A number of years ago when my parents traveled in Germany, they sent a gift of a cuckoo clock back to the States for me. Having grown up in a home with a cuckoo clock, I have always loved them! My Beloved … not so much, but like many of my idiosyncrasies, he tolerates them because he loves me. Wherever we’ve lived, I’ve positioned the cuckoo clock – in deference to him – on a wall far enough away that its twice-hourly soundings don’t wake him at night.
In the years since our clock was initially delivered, it has suffered occasional mistreatment as well as the expected insults of old age. (Almost immediately upon arrival, one of the deer antlers at the top was broken and had to be glued.) Pulling the chains to raise the weights is necessary to keep the clock running, but children who watch this being done tend to follow suit and frequently yank too hard. As a result, the clock has required several trips to the clock-maker for repairs.

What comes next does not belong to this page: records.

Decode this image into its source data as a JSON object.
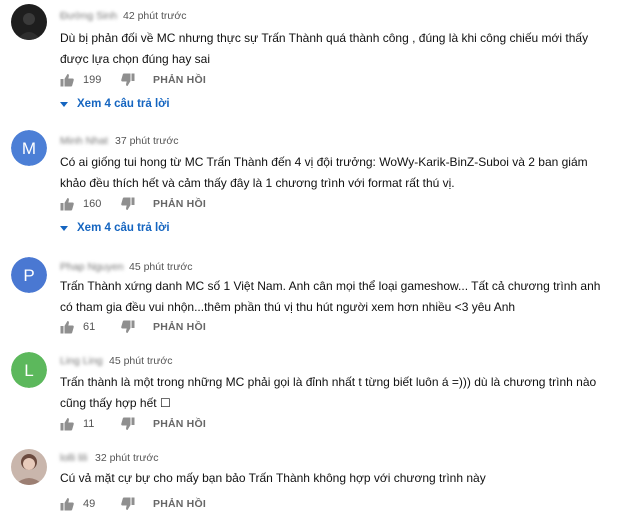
{
  "reply_label": "PHẢN HỒI",
  "accent_color": "#1565c0",
  "comments": [
    {
      "author": "Đường Sinh",
      "time": "42 phút trước",
      "text": "Dù bị phản đối về MC nhưng thực sự Trấn Thành quá thành công , đúng là khi công chiếu mới thấy được lựa chọn đúng hay sai",
      "likes": "199",
      "view_replies": "Xem 4 câu trả lời"
    },
    {
      "author": "Minh Nhat",
      "time": "37 phút trước",
      "text": "Có ai giống tui hong từ MC Trấn Thành đến 4 vị đội trưởng: WoWy-Karik-BinZ-Suboi và 2 ban giám khảo đều thích hết và cảm thấy đây là 1 chương trình với format rất thú vị.",
      "likes": "160",
      "view_replies": "Xem 4 câu trả lời"
    },
    {
      "author": "Phap Nguyen",
      "time": "45 phút trước",
      "text": "Trấn Thành xứng danh MC số 1 Việt Nam. Anh cân mọi thể loại gameshow... Tất cả chương trình anh có tham gia đều vui nhộn...thêm phần thú vị thu hút người xem hơn nhiều <3 yêu Anh",
      "likes": "61"
    },
    {
      "author": "Ling Ling",
      "time": "45 phút trước",
      "text": "Trấn thành là một trong những MC phải gọi là đỉnh nhất t từng biết luôn á =))) dù là chương trình nào cũng thấy hợp hết ☐",
      "likes": "11"
    },
    {
      "author": "lolli lili",
      "time": "32 phút trước",
      "text": "Cú vả mặt cự bự cho mấy bạn bảo Trấn Thành không hợp với chương trình này",
      "likes": "49"
    }
  ]
}
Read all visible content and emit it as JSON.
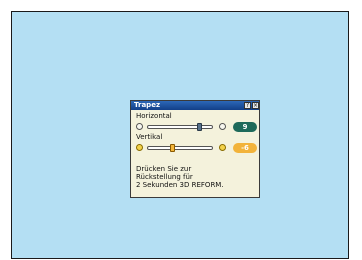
{
  "dialog": {
    "title": "Trapez",
    "help_label": "?",
    "close_label": "×"
  },
  "horizontal": {
    "label": "Horizontal",
    "value": "9",
    "level": 0.79
  },
  "vertical": {
    "label": "Vertikal",
    "value": "-6",
    "level": 0.38
  },
  "message": {
    "line1": "Drücken Sie zur",
    "line2": "Rückstellung für",
    "line3": "2 Sekunden 3D REFORM."
  },
  "colors": {
    "screen_bg": "#b4dff3",
    "dialog_bg": "#f4f2dc",
    "titlebar": "#1f54a0",
    "horizontal_value_bg": "#1e6a5a",
    "vertical_value_bg": "#f2b33a"
  }
}
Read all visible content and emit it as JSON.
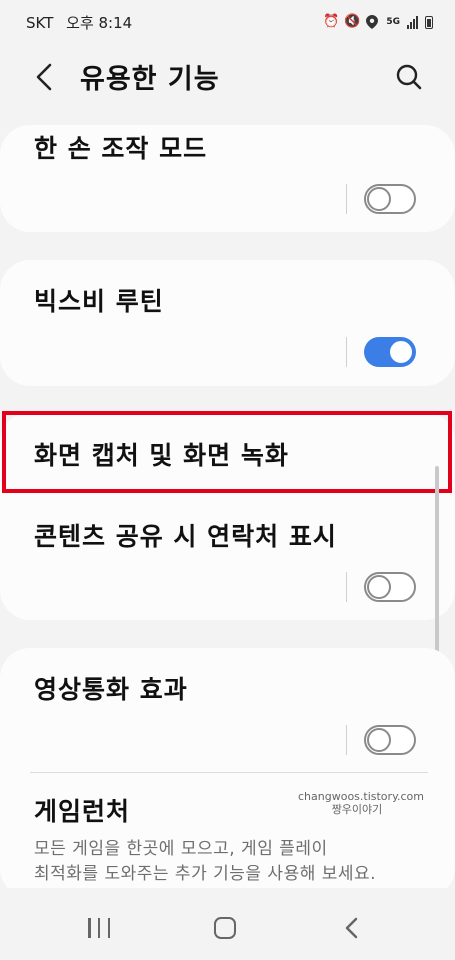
{
  "status_bar": {
    "carrier": "SKT",
    "time": "오후 8:14",
    "network": "5G"
  },
  "header": {
    "title": "유용한 기능"
  },
  "settings": [
    {
      "label": "한 손 조작 모드",
      "toggle": "off"
    },
    {
      "label": "빅스비 루틴",
      "toggle": "on"
    },
    {
      "label": "화면 캡처 및 화면 녹화",
      "highlighted": true
    },
    {
      "label": "콘텐츠 공유 시 연락처 표시",
      "toggle": "off"
    },
    {
      "label": "영상통화 효과",
      "toggle": "off"
    },
    {
      "label": "게임런처",
      "description_line1": "모든 게임을 한곳에 모으고, 게임 플레이",
      "description_line2": "최적화를 도와주는 추가 기능을 사용해 보세요."
    }
  ],
  "watermark": {
    "line1": "changwoos.tistory.com",
    "line2": "짱우이야기"
  },
  "colors": {
    "toggle_on": "#3c7ee8",
    "highlight_border": "#e2001a"
  }
}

When I was a kid, the cuckoo in our home had two weights hanging from chains – one to regulate the pendulum, the other to turn the gears (behind the face) that move the hands forward and trigger the cuckoo’s action. It was a relatively small clock but sweet-sounding. I remember many a night in childhood hearing that clock sound as I lay abed.
The clock I have today is larger and has three weights. The third weight controls a short musical refrain that follows the cuckoo’s hourly and half-hourly time announcements. (When the music begins, a little man pops out the right door just as the cuckoo comes out the left door.) This musical addition was exactly the kind of enchantment that made me fall more in love with this clock than the one I’d grown up knowing.

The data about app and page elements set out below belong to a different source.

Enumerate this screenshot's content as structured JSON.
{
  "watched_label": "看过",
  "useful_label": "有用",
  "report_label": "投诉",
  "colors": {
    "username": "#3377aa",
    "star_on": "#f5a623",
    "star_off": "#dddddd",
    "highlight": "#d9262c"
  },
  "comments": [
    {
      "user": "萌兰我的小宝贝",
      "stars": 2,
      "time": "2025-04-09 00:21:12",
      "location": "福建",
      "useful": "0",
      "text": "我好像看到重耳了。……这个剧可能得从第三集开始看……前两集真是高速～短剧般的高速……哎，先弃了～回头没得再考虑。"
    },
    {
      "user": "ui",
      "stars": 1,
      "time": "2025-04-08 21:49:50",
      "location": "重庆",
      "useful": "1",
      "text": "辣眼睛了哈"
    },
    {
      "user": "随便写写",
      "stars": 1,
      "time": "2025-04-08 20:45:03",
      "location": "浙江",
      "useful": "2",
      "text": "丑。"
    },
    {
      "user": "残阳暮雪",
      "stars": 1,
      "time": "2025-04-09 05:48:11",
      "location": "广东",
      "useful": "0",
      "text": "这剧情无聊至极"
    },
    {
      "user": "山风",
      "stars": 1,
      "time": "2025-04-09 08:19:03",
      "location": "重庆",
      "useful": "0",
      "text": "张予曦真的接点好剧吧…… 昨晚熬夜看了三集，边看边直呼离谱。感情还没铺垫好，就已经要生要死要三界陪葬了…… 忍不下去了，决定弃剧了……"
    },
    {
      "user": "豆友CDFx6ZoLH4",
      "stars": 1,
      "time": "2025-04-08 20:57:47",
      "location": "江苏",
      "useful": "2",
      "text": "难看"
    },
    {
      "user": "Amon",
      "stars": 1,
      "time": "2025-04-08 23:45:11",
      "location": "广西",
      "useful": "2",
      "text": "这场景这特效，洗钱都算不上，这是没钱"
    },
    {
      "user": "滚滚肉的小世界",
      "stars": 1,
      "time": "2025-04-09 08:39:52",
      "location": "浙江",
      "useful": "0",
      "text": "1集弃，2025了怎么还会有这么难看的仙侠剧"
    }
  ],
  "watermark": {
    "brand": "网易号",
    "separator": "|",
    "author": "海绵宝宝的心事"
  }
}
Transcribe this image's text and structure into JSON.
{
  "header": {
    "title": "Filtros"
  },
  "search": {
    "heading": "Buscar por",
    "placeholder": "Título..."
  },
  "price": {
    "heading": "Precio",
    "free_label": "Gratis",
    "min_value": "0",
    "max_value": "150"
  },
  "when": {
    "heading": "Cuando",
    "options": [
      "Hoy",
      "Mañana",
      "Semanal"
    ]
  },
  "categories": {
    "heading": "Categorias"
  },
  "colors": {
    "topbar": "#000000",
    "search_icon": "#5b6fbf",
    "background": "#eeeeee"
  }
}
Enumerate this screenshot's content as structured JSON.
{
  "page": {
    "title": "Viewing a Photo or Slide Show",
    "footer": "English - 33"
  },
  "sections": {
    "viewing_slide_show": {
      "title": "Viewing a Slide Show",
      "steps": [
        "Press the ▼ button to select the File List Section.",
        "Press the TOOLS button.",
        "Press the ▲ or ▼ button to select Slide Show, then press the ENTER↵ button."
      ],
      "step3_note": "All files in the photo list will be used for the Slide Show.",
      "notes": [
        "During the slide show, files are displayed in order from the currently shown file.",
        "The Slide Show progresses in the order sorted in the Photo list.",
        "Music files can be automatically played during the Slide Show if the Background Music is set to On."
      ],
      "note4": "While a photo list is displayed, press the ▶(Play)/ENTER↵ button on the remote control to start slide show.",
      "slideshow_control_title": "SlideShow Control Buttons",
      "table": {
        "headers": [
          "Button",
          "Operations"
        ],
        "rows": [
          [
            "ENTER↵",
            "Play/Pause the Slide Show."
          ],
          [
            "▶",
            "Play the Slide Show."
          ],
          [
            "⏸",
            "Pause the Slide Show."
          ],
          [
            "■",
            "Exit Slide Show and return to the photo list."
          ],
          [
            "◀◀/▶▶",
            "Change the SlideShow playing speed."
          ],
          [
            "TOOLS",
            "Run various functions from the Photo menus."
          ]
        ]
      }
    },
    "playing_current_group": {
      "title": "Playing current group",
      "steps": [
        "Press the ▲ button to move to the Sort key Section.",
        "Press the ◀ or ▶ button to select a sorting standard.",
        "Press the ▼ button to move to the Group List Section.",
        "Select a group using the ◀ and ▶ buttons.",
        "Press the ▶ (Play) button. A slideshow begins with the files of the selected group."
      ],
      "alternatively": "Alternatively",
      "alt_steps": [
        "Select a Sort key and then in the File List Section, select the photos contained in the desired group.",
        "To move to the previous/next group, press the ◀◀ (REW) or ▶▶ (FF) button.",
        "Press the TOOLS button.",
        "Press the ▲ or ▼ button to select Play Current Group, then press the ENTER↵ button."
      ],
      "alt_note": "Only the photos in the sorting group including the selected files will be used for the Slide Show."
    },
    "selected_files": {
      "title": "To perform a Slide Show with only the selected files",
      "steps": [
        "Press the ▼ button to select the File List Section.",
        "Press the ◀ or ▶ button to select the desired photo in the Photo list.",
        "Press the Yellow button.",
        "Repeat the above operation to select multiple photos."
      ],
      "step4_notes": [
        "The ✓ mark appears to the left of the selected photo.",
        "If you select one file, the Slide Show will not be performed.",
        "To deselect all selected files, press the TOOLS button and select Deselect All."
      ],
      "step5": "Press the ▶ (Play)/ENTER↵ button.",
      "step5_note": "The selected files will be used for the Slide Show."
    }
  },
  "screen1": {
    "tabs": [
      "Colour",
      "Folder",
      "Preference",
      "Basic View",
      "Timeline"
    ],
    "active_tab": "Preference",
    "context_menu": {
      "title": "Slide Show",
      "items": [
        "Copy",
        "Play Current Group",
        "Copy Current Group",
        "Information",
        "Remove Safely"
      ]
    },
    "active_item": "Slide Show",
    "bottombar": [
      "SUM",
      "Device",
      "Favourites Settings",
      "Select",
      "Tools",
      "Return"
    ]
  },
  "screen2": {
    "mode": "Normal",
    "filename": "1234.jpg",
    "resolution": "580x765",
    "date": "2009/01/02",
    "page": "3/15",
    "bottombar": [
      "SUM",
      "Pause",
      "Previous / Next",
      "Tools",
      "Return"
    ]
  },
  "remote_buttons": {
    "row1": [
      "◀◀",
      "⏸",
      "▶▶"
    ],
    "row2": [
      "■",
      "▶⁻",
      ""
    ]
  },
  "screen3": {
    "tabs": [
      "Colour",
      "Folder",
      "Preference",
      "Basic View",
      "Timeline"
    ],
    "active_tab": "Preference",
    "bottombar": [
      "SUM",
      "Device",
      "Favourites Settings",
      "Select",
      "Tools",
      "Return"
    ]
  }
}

From the time our grandchildren were quite young, they too were fascinated by the cuckoo clock. At the same time, though, they were suspicious of it. Having a mechanical bird the size of one’s finger pop out a door (see above picture) and declare “cuckoo” several times in succession was unfamiliar. They might get a closer view (by being held up in a parent’s arms) but being closer at hand didn’t always allay their apprehension for this surprising object.
Through the years, each of the grandchildren has experienced this kind of love-hate curiosity for the clock and when holidays come, we often find ourselves gathered near the wall (in the kitchen) where the clock is hung, all of us awaiting its announcement of the hour. (It only cuckoos once on the half-hour, making that time much less inviting.)
The older children are gradually losing their fascination with the clock. It’s old hat. They’ve begun to accept the clock’s ordinariness and familiarity. But the three-year-old (our youngest grandchild) remains firmly enamored. When her daddy holds her up so her face is about two feet from the clock, she waits and says, “It’s coming. It’s coming.” She may wait a minute or more reassuring her daddy the cuckoo will soon appear. Then she begins to waver and look away, but the moment the first cuckoo chirps, she visibly startles and expresses huge excitement over the cuckoo’s quick coming and going.
Thinking about this child wonderment today, I was reminded how similar is the behavior of our grandchildren to our own. On Day One (at the child’s birth), we’re spellbound by their beauty and loveliness. We can’t praise the newborn enough! Then on Day Two, we’re still fascinated, but a scintilla less than the day before … and so it goes (to some degree) for every day thereafter. It’s not that we love them any less; we simple forget about their wonder!
There’s an old song from 1973 by Jim Croce that echoes my inclination here. He said: “If I could save time in a bottle, If words could make wishes come true, I’d save every day like a treasure and then, Again, I would spend them with you.”
We often live our lives forgetting the wonder, acting as if we have all the time in the world to enjoy it … someday. The treasures – including that ever-vanishing commodity, our limited time – tends to disappear before we realize we should have been treasuring them! Croce’s lyrics are beautiful poetry and amazingly prescient, especially considering the brevity of his life. As a reminder, I reproduce his lyrics below.